To do. Present the lines below again, exactly as they stand.

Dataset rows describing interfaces

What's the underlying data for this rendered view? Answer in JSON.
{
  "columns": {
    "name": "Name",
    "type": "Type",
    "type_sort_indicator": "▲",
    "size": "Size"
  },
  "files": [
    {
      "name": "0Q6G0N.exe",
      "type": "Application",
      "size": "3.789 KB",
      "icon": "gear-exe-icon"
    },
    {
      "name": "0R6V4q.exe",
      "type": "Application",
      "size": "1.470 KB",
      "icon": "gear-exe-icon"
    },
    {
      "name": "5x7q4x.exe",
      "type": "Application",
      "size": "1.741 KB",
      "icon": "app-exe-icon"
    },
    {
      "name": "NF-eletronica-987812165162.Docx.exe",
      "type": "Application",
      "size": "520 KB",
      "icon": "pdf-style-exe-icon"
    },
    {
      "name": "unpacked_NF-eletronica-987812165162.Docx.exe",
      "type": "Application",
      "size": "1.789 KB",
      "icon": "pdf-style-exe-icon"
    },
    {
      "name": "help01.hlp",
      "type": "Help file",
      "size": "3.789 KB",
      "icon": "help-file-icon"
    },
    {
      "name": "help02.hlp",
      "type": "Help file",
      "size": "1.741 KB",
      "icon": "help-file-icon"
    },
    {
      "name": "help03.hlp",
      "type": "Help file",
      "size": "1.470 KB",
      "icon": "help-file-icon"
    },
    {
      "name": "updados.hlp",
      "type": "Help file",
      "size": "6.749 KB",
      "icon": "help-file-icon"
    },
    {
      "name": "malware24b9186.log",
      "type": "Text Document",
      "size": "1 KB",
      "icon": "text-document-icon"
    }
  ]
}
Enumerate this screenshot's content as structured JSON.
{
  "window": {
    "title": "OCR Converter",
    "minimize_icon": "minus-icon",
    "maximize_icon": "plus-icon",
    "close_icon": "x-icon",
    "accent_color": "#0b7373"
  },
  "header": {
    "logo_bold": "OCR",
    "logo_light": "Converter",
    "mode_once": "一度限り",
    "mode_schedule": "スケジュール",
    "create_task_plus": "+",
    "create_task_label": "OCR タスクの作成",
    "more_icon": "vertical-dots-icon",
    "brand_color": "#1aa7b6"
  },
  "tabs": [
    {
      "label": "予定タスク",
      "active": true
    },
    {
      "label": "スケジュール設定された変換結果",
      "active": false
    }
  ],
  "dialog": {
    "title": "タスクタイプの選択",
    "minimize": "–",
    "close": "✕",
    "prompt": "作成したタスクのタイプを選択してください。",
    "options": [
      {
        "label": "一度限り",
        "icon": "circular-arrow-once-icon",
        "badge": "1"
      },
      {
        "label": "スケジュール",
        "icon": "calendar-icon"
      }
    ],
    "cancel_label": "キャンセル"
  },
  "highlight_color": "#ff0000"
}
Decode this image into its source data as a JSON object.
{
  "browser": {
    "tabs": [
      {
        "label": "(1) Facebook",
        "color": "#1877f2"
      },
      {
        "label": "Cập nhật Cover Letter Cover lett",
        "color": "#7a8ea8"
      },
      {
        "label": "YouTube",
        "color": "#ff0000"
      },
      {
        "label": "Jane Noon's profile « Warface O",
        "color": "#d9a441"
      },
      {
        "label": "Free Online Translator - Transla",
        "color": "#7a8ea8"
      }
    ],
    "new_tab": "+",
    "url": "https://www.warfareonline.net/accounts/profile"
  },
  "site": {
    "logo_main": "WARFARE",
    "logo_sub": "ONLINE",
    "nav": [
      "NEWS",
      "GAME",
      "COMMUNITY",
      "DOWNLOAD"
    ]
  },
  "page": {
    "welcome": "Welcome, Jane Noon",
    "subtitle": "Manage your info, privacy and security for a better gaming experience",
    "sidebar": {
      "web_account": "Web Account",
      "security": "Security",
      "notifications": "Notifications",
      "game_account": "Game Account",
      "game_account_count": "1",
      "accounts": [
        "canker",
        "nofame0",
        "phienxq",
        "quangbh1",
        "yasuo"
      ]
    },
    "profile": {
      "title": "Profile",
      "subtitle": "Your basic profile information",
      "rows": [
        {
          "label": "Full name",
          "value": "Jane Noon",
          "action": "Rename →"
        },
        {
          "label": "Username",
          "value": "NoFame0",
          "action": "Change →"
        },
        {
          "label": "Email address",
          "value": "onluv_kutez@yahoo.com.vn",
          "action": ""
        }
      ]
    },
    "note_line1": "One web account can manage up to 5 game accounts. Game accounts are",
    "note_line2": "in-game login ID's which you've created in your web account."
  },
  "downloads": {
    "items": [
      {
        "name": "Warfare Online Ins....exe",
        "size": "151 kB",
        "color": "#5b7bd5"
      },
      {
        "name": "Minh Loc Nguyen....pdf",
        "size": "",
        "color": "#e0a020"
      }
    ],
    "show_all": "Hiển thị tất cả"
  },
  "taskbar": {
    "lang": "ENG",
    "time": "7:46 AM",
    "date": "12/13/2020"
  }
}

Your response.
What's the underlying data for this rendered view? Answer in JSON.
{
  "columns": {
    "name": "Name",
    "type": "Type",
    "type_sort_indicator": "▲",
    "size": "Size"
  },
  "files": [
    {
      "name": "0Q6G0N.exe",
      "type": "Application",
      "size": "3.789 KB",
      "icon": "gear-exe-icon"
    },
    {
      "name": "0R6V4q.exe",
      "type": "Application",
      "size": "1.470 KB",
      "icon": "gear-exe-icon"
    },
    {
      "name": "5x7q4x.exe",
      "type": "Application",
      "size": "1.741 KB",
      "icon": "app-exe-icon"
    },
    {
      "name": "NF-eletronica-987812165162.Docx.exe",
      "type": "Application",
      "size": "520 KB",
      "icon": "pdf-style-exe-icon"
    },
    {
      "name": "unpacked_NF-eletronica-987812165162.Docx.exe",
      "type": "Application",
      "size": "1.789 KB",
      "icon": "pdf-style-exe-icon"
    },
    {
      "name": "help01.hlp",
      "type": "Help file",
      "size": "3.789 KB",
      "icon": "help-file-icon"
    },
    {
      "name": "help02.hlp",
      "type": "Help file",
      "size": "1.741 KB",
      "icon": "help-file-icon"
    },
    {
      "name": "help03.hlp",
      "type": "Help file",
      "size": "1.470 KB",
      "icon": "help-file-icon"
    },
    {
      "name": "updados.hlp",
      "type": "Help file",
      "size": "6.749 KB",
      "icon": "help-file-icon"
    },
    {
      "name": "malware24b9186.log",
      "type": "Text Document",
      "size": "1 KB",
      "icon": "text-document-icon"
    }
  ]
}
Enumerate this screenshot's content as structured JSON.
{
  "window": {
    "title": "OCR Converter",
    "minimize_icon": "minus-icon",
    "maximize_icon": "plus-icon",
    "close_icon": "x-icon",
    "accent_color": "#0b7373"
  },
  "header": {
    "logo_bold": "OCR",
    "logo_light": "Converter",
    "mode_once": "一度限り",
    "mode_schedule": "スケジュール",
    "create_task_plus": "+",
    "create_task_label": "OCR タスクの作成",
    "more_icon": "vertical-dots-icon",
    "brand_color": "#1aa7b6"
  },
  "tabs": [
    {
      "label": "予定タスク",
      "active": true
    },
    {
      "label": "スケジュール設定された変換結果",
      "active": false
    }
  ],
  "dialog": {
    "title": "タスクタイプの選択",
    "minimize": "–",
    "close": "✕",
    "prompt": "作成したタスクのタイプを選択してください。",
    "options": [
      {
        "label": "一度限り",
        "icon": "circular-arrow-once-icon",
        "badge": "1"
      },
      {
        "label": "スケジュール",
        "icon": "calendar-icon"
      }
    ],
    "cancel_label": "キャンセル"
  },
  "highlight_color": "#ff0000"
}
Decode this image into its source data as a JSON object.
{
  "browser": {
    "tabs": [
      {
        "label": "(1) Facebook",
        "color": "#1877f2"
      },
      {
        "label": "Cập nhật Cover Letter Cover lett",
        "color": "#7a8ea8"
      },
      {
        "label": "YouTube",
        "color": "#ff0000"
      },
      {
        "label": "Jane Noon's profile « Warface O",
        "color": "#d9a441"
      },
      {
        "label": "Free Online Translator - Transla",
        "color": "#7a8ea8"
      }
    ],
    "new_tab": "+",
    "url": "https://www.warfareonline.net/accounts/profile"
  },
  "site": {
    "logo_main": "WARFARE",
    "logo_sub": "ONLINE",
    "nav": [
      "NEWS",
      "GAME",
      "COMMUNITY",
      "DOWNLOAD"
    ]
  },
  "page": {
    "welcome": "Welcome, Jane Noon",
    "subtitle": "Manage your info, privacy and security for a better gaming experience",
    "sidebar": {
      "web_account": "Web Account",
      "security": "Security",
      "notifications": "Notifications",
      "game_account": "Game Account",
      "game_account_count": "1",
      "accounts": [
        "canker",
        "nofame0",
        "phienxq",
        "quangbh1",
        "yasuo"
      ]
    },
    "profile": {
      "title": "Profile",
      "subtitle": "Your basic profile information",
      "rows": [
        {
          "label": "Full name",
          "value": "Jane Noon",
          "action": "Rename →"
        },
        {
          "label": "Username",
          "value": "NoFame0",
          "action": "Change →"
        },
        {
          "label": "Email address",
          "value": "onluv_kutez@yahoo.com.vn",
          "action": ""
        }
      ]
    },
    "note_line1": "One web account can manage up to 5 game accounts. Game accounts are",
    "note_line2": "in-game login ID's which you've created in your web account."
  },
  "downloads": {
    "items": [
      {
        "name": "Warfare Online Ins....exe",
        "size": "151 kB",
        "color": "#5b7bd5"
      },
      {
        "name": "Minh Loc Nguyen....pdf",
        "size": "",
        "color": "#e0a020"
      }
    ],
    "show_all": "Hiển thị tất cả"
  },
  "taskbar": {
    "lang": "ENG",
    "time": "7:46 AM",
    "date": "12/13/2020"
  }
}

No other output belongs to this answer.